What if there aren’t enough kids to run a school, asked Gonzalez, the moderator. When does it make sense to consider a closure or consolidation?
Students’ needs, not financial ease or consolidation plans, must come first, Boesch argued. “We have to serve all children,” no matter where they are, she said. If schools are closed permanently and the only choice left for students is to bus three hours to the nearest school district or solely virtual learning that’s putting barriers in place for their education when “it’s incumbent on us to remove barriers,” she said.
Stewart agreed, arguing for great care in such decisions. “We have to be smart about how we consolidate schools,” she said. If schools must be closed, then the next question becomes what we do with them so they’re still a benefit to the community. There are other educational needs that can be served, she said, citing successful second lives as community centers and bilingual centers.

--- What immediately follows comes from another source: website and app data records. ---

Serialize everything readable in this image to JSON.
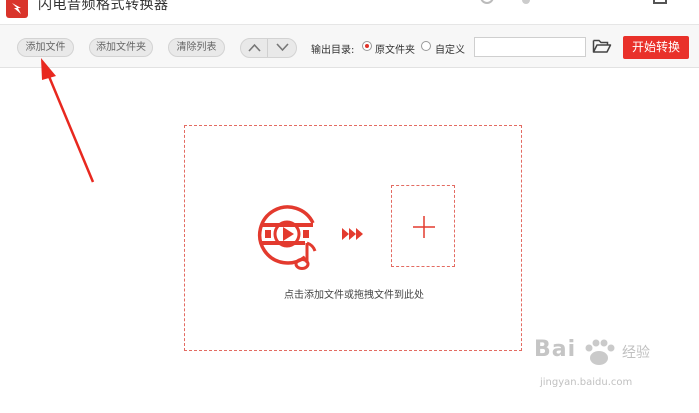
{
  "app": {
    "title": "闪电音频格式转换器"
  },
  "toolbar": {
    "add_file": "添加文件",
    "add_folder": "添加文件夹",
    "clear_list": "清除列表",
    "output_label": "输出目录:",
    "output_options": {
      "original": "原文件夹",
      "custom": "自定义",
      "selected": "original"
    },
    "output_path_value": "",
    "start_label": "开始转换"
  },
  "dropzone": {
    "hint": "点击添加文件或拖拽文件到此处"
  },
  "watermark": {
    "brand": "Bai",
    "text": "经验",
    "url": "jingyan.baidu.com"
  },
  "colors": {
    "accent": "#e9312a",
    "toolbar_bg": "#f7f7f7",
    "dashed_border": "#e36b62"
  },
  "icons": [
    "app-logo-icon",
    "chevron-up-icon",
    "chevron-down-icon",
    "folder-open-icon",
    "audio-video-icon",
    "fast-forward-icon",
    "plus-icon",
    "annotation-arrow"
  ]
}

Gonzales asked the panelists if they think there’s “a cultural bias against rural education.”
Yes, they said, but the nature of the bias may be changing. That’s because it’s no longer inevitable that people will move to urban environments. The pandemic saw people leave urban environments.
Climate change, Stewart added, is also shifting the conversation. She cited her employer—and its transition from being California State University Humboldt to Cal Poly Humboldt, with the resulting emphasis on science, technology, and the green economy— as proof of that. As a Cal Poly, Humboldt can encourage students to come not just to study but also to make lives and careers for themselves in rural Northern California.
But making space for people in rural parts of the state will only be a successful strategy if new arrivals can afford to live there.
Once upon a time, educators who moved to rural school districts were able to afford to buy their house on their salary. Now, housing prices having risen so rapidly that that’s no longer the reality for many, panelists said.
“The American dream is slipping from people in education, and we have to address that as Californians,” said Stewart. That’s why, she said, her organization is working to invest in workforce housing “so we can try to keep teachers” in the communities they serve.
Near the event’s end, Gonzalez asked the panelists to talk about the joys of small-town education. We’ve talked about the hardships, he said, but “what rocks about it?”
All the panelists spoke up at once.
It’s great to be well-known in your community, said Boesch: “We’ve seen generations of families go through school.”
It’s the ability and freedom to innovate, said Stewart: “All of us have wonderful stories of how we can quickly make change and that’s the beauty of being able to work at a rural school.”
And it’s the intimacy, said Taylor: “The school is the town. You’re part of this incredible loving, warm safe environment.”